The Israeli military establishment too embraced this seemingly unchanging reality. The Israeli military refers to its occasional deadly war on Gaza as “mowing the grass”. Writing in the Jerusalem Post in May 2021, David M. Weinberg of the Jerusalem Institute for Strategy and Security explained the Israeli strategy in the most de-humanising terms: “Just like mowing your front lawn, this is constant, hard work. If you fail to do so, weeds grow wild, and snakes begin to slither around in the brush.”
For its part, the political establishment in Tel Aviv has learned to adapt and benefit from the routine violence. In 2015, former Israeli Prime Minister Benjamin Netanyahu summed up his country’s position in a short but loaded sentence: “I am asked if we will live forever by the sword, yes.”
Ironically, in May 2021, the Palestinians were the ones unleashing the “sword”. Instead of keeping the tit-for-tat battle in Gaza confined to that small geopolitical space, the Resistance took the unusual step of striking at Israel in response to events transpiring in a small Palestinian neighbourhood in Occupied East Jerusalem. Within hours, Tel Aviv lost the political plot and its control over the war narrative. It seemed as if every inch of Palestine and Israel suddenly became part of a larger battle, whose outcome was no longer determined by Israel alone.
The Palestinians call those events “the Sword of Jerusalem”. The name was coined in Gaza.
Ever since, Israel has been fishing for a new battle that would help it regain the initiative.
Former Israeli Prime Minister Naftali Bennett, for example, attempted to provoke such a fight in May, but failed. He thought that by moving forward with the provocative Flag March in Occupied Jerusalem, he would be able to drag Gaza into another war. Instead of war, Palestinians responded with mass protests and popular mobilisation.
The latest August war was another such attempt, this time by the country’s new Prime Minister Yair Lapid. However, all that the militarily inexperienced Israeli leader could obtain was what Israeli military analysts refer to as “tactical victory”.
It was hardly a victory. To claim any kind of victory, Israel simply redefined the war objectives. Instead of “destroying the terror infrastructure of Hamas”, as is often the declared goal, it instigated a fight with the Islamic Jihad, killing two of its military commanders.

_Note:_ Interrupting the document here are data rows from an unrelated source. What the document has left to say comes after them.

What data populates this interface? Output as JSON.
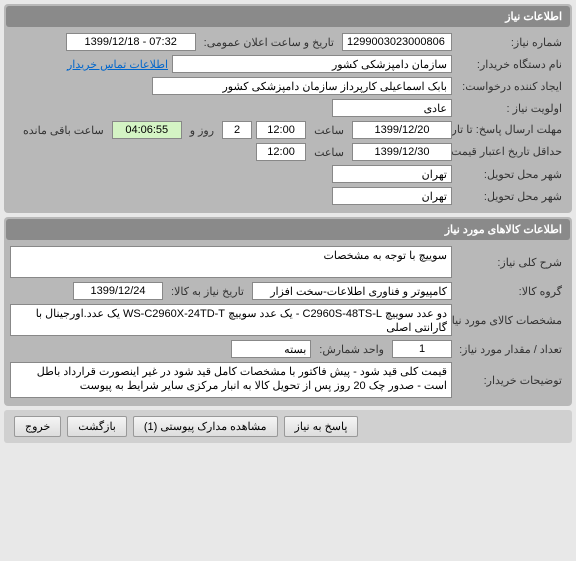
{
  "panel1": {
    "title": "اطلاعات نیاز",
    "need_number_label": "شماره نیاز:",
    "need_number": "1299003023000806",
    "public_announce_label": "تاریخ و ساعت اعلان عمومی:",
    "public_announce": "1399/12/18 - 07:32",
    "buyer_org_label": "نام دستگاه خریدار:",
    "buyer_org": "سازمان دامپزشکی کشور",
    "contact_link": "اطلاعات تماس خریدار",
    "creator_label": "ایجاد کننده درخواست:",
    "creator": "بابک اسماعیلی کارپرداز سازمان دامپزشکی کشور",
    "priority_label": "اولویت نیاز :",
    "priority": "عادی",
    "deadline_label": "مهلت ارسال پاسخ:",
    "until_label": "تا تاریخ :",
    "deadline_date": "1399/12/20",
    "time_label": "ساعت",
    "deadline_time": "12:00",
    "days_input": "2",
    "days_label": "روز و",
    "countdown": "04:06:55",
    "remain_label": "ساعت باقی مانده",
    "min_validity_label": "حداقل تاریخ اعتبار قیمت:",
    "min_validity_date": "1399/12/30",
    "min_validity_time": "12:00",
    "delivery_city_label": "شهر محل تحویل:",
    "delivery_city": "تهران",
    "delivery_city2_label": "شهر محل تحویل:",
    "delivery_city2": "تهران"
  },
  "panel2": {
    "title": "اطلاعات کالاهای مورد نیاز",
    "desc_label": "شرح کلی نیاز:",
    "desc": "سوییچ با توجه به مشخصات",
    "group_label": "گروه کالا:",
    "group": "کامپیوتر و فناوری اطلاعات-سخت افزار",
    "need_date_label": "تاریخ نیاز به کالا:",
    "need_date": "1399/12/24",
    "spec_label": "مشخصات کالای مورد نیاز:",
    "spec": "دو عدد سوییچ C2960S-48TS-L - یک عدد سوییچ WS-C2960X-24TD-T یک عدد.اورجینال با گارانتی اصلی",
    "qty_label": "تعداد / مقدار مورد نیاز:",
    "qty": "1",
    "unit_label": "واحد شمارش:",
    "unit": "بسته",
    "notes_label": "توضیحات خریدار:",
    "notes": "قیمت کلی قید شود - پیش فاکتور با مشخصات کامل قید شود در غیر اینصورت قرارداد باطل است - صدور چک 20 روز پس از تحویل کالا به انبار مرکزی سایر شرایط به پیوست"
  },
  "footer": {
    "reply": "پاسخ به نیاز",
    "attachments": "مشاهده مدارک پیوستی (1)",
    "back": "بازگشت",
    "exit": "خروج"
  }
}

The typical Israeli media reporting on the war discreetly shifted, as if Hamas and other Palestinian groups were never enemies of Israel. It was all about Islamic Jihad.
“Fighting with the terror group would eventually have to resume,” The Times of Israel wrote on August 12, citing Israeli military sources. No reference was made to the other “terror groups”.
Unlike previous wars, Israel was in desperate need to end the fighting very quickly, as Lapid was keen on clinching a “tactical victory” that will surely be heavily promoted prior to the general elections in November.
Both Israeli military and political establishments, however, knew too well that they will not be able to sustain another all-out conflict like that of May 2021. The war had to end, simply because a bigger war was unwinnable.
Hours after a mediated truce was declared, the Israeli military killed three fighters belonging to the ruling Fateh Movement in Nablus in the West Bank. Lapid aimed to send another message of strength, though in actuality he confirmed that the lines of the battles have been permanently redrawn.
The Resistance in Gaza commented on the killing of the Nablus fighters by declaring that the conflict with Israel has entered a new phase. Indeed, it has.
Ramzy Baroud is a journalist, author and the editor of The Palestine Chronicle. He is the author of six books. His latest book, co-edited with Ilan Pappé, is “Our Vision for Liberation: Engaged Palestinian Leaders and Intellectuals Speak out”. His other books include “My Father was a Freedom Fighter” and “The Last Earth’” Baroud is a non-resident senior research fellow at the Centre for Islam and Global Affairs. His website is